▶ Aim of the exercise
Could you give every record again, exactly as it reads?

(Extracted material)

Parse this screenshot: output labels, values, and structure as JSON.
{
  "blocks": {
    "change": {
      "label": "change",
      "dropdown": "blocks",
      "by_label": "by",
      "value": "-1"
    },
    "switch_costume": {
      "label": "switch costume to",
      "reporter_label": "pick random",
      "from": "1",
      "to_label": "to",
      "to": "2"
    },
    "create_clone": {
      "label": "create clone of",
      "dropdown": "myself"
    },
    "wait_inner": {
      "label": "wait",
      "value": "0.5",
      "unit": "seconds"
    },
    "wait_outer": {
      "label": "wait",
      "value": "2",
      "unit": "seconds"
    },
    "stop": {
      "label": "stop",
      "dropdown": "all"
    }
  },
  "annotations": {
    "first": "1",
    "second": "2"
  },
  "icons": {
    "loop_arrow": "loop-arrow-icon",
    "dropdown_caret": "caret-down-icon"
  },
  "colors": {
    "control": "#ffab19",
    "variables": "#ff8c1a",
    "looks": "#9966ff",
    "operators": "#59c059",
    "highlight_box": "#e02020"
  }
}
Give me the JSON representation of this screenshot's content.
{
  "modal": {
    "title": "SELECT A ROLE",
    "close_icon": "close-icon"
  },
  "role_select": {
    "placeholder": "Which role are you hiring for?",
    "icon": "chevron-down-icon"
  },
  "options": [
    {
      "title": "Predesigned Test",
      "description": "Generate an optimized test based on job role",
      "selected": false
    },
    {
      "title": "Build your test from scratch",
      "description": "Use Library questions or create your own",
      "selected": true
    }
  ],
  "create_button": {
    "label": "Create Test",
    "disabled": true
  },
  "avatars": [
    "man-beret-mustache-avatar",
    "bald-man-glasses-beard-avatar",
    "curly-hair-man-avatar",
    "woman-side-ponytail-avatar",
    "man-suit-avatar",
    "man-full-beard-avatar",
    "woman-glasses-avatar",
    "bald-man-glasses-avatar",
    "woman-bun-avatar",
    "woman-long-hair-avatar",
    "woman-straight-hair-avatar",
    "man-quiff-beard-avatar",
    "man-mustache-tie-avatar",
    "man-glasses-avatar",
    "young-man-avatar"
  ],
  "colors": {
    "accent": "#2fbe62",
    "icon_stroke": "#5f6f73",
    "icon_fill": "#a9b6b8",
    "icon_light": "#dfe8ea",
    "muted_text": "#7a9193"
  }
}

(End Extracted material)

▶ Exercise output
Parse this screenshot: output labels, values, and structure as JSON.
{
  "blocks": {
    "change": {
      "label": "change",
      "dropdown": "blocks",
      "by_label": "by",
      "value": "-1"
    },
    "switch_costume": {
      "label": "switch costume to",
      "reporter_label": "pick random",
      "from": "1",
      "to_label": "to",
      "to": "2"
    },
    "create_clone": {
      "label": "create clone of",
      "dropdown": "myself"
    },
    "wait_inner": {
      "label": "wait",
      "value": "0.5",
      "unit": "seconds"
    },
    "wait_outer": {
      "label": "wait",
      "value": "2",
      "unit": "seconds"
    },
    "stop": {
      "label": "stop",
      "dropdown": "all"
    }
  },
  "annotations": {
    "first": "1",
    "second": "2"
  },
  "icons": {
    "loop_arrow": "loop-arrow-icon",
    "dropdown_caret": "caret-down-icon"
  },
  "colors": {
    "control": "#ffab19",
    "variables": "#ff8c1a",
    "looks": "#9966ff",
    "operators": "#59c059",
    "highlight_box": "#e02020"
  }
}
Give me the JSON representation of this screenshot's content.
{
  "modal": {
    "title": "SELECT A ROLE",
    "close_icon": "close-icon"
  },
  "role_select": {
    "placeholder": "Which role are you hiring for?",
    "icon": "chevron-down-icon"
  },
  "options": [
    {
      "title": "Predesigned Test",
      "description": "Generate an optimized test based on job role",
      "selected": false
    },
    {
      "title": "Build your test from scratch",
      "description": "Use Library questions or create your own",
      "selected": true
    }
  ],
  "create_button": {
    "label": "Create Test",
    "disabled": true
  },
  "avatars": [
    "man-beret-mustache-avatar",
    "bald-man-glasses-beard-avatar",
    "curly-hair-man-avatar",
    "woman-side-ponytail-avatar",
    "man-suit-avatar",
    "man-full-beard-avatar",
    "woman-glasses-avatar",
    "bald-man-glasses-avatar",
    "woman-bun-avatar",
    "woman-long-hair-avatar",
    "woman-straight-hair-avatar",
    "man-quiff-beard-avatar",
    "man-mustache-tie-avatar",
    "man-glasses-avatar",
    "young-man-avatar"
  ],
  "colors": {
    "accent": "#2fbe62",
    "icon_stroke": "#5f6f73",
    "icon_fill": "#a9b6b8",
    "icon_light": "#dfe8ea",
    "muted_text": "#7a9193"
  }
}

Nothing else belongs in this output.